## Task details
Each line of the data below that includes the string "ganti" must be copied.

══ Data for the task

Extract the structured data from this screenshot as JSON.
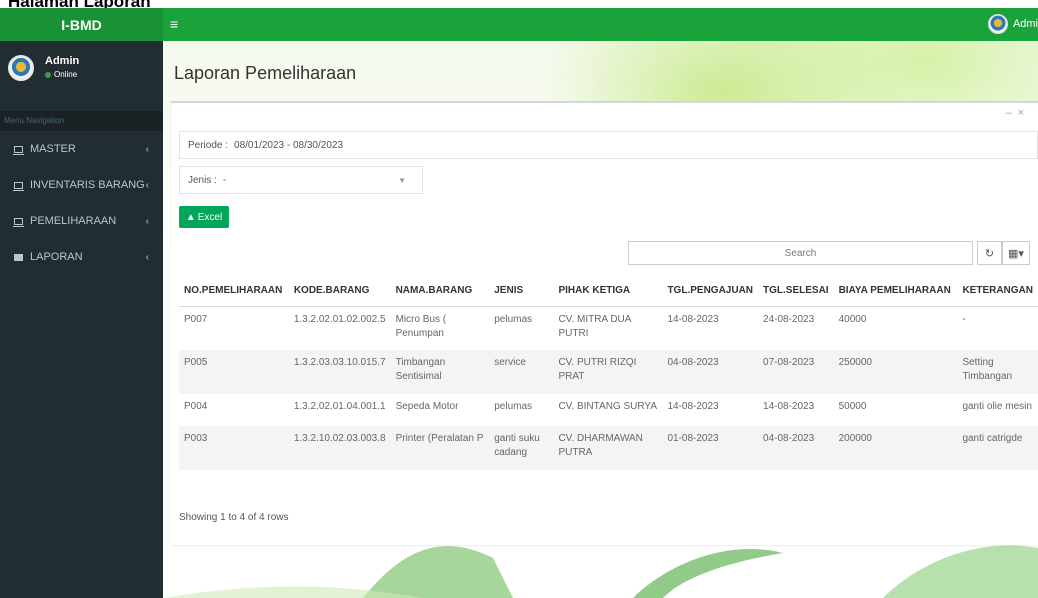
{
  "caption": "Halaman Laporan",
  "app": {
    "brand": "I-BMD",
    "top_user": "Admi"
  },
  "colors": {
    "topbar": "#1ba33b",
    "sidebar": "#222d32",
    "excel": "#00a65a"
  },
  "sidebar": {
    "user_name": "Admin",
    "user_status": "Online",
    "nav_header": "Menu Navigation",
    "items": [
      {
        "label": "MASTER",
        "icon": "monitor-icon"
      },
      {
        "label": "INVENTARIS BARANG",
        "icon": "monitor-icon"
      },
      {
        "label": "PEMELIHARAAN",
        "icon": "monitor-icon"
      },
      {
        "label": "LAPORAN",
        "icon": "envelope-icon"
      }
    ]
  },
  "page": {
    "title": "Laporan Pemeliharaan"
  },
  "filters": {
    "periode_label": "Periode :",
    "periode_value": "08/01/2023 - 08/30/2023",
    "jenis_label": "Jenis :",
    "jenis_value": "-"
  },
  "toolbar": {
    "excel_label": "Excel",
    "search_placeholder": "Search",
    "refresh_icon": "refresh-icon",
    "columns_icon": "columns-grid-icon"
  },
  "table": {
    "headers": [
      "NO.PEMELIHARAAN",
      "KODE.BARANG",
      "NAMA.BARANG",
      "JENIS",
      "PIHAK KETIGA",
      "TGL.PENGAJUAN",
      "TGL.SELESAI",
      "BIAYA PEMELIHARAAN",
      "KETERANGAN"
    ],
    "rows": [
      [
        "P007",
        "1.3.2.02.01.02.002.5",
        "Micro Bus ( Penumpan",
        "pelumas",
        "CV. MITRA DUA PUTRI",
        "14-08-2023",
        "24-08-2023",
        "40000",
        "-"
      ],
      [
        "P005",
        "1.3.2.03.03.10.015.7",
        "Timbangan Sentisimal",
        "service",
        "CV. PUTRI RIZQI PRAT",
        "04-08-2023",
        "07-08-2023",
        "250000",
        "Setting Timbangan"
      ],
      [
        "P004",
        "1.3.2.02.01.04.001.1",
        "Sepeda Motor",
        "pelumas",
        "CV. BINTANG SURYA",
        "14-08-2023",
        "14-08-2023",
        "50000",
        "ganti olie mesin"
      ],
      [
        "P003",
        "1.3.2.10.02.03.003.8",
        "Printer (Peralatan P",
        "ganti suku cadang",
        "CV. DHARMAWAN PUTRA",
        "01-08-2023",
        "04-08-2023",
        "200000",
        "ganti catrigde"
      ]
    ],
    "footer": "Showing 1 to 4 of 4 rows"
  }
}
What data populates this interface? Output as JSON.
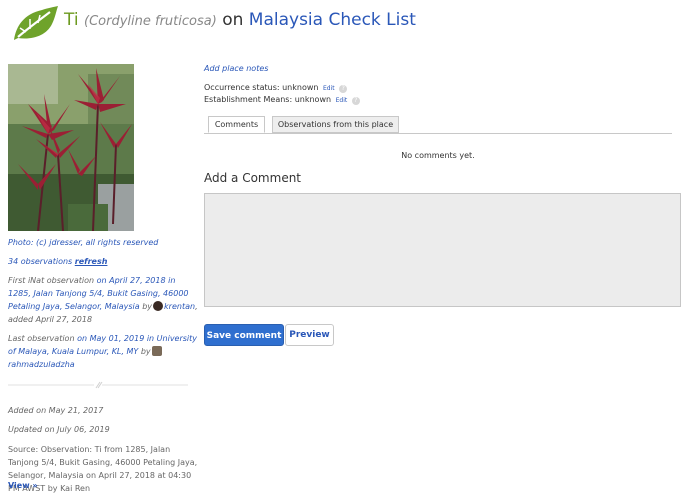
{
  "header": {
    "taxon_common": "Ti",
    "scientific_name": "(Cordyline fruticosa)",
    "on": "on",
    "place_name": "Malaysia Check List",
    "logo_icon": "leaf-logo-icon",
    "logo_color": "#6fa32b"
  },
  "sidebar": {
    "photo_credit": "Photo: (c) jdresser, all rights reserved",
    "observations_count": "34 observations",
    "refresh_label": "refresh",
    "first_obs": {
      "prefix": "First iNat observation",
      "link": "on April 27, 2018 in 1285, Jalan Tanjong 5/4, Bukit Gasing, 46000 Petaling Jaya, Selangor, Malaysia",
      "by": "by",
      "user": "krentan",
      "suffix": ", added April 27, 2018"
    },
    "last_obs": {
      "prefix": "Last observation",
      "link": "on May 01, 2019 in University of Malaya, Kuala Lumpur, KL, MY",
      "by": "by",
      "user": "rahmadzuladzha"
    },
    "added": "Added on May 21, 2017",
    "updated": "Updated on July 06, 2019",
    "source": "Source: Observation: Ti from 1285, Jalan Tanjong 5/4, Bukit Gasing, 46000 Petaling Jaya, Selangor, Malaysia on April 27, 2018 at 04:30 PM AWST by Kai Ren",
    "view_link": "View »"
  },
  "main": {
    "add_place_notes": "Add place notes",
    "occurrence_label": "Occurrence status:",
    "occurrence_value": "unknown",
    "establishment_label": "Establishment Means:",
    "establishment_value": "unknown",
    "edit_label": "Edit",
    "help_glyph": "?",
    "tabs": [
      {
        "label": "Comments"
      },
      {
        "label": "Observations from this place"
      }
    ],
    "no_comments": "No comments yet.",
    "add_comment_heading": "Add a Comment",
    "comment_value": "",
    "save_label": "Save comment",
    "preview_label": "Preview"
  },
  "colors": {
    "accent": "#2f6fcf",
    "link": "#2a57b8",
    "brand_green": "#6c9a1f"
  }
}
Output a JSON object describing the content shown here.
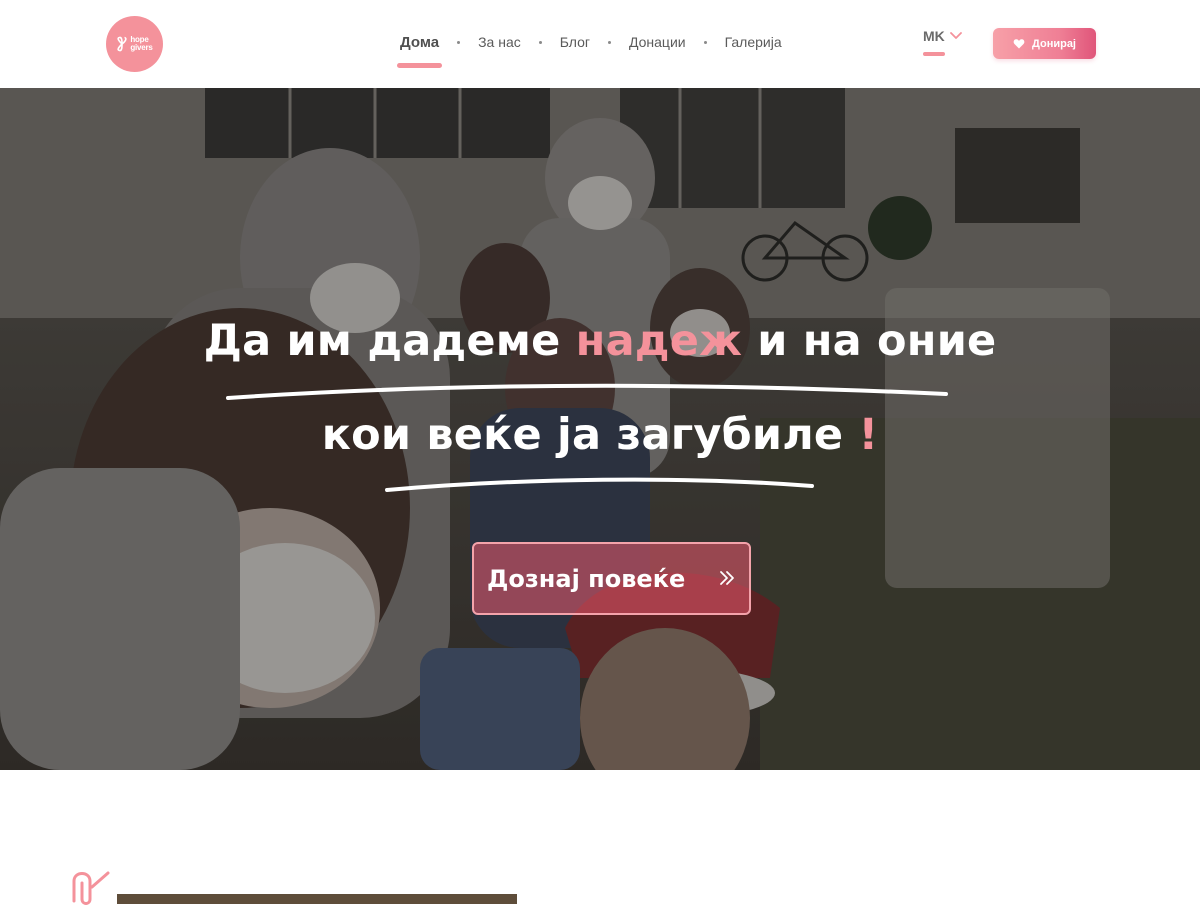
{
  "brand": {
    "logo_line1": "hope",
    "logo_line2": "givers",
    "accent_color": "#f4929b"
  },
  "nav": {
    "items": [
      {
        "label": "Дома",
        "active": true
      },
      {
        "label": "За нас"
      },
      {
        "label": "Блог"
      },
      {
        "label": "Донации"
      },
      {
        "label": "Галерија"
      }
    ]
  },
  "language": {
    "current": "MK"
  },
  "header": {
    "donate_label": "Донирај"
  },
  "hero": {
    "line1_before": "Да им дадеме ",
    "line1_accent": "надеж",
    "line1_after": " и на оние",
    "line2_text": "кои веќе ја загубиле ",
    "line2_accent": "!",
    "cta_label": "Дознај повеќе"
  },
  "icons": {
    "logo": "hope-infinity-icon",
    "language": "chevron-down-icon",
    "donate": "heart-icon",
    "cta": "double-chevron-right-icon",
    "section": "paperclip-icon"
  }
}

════

## Exercise response
        "ganti olie mesin"
        "ganti suku cadang",
        "ganti catrigde"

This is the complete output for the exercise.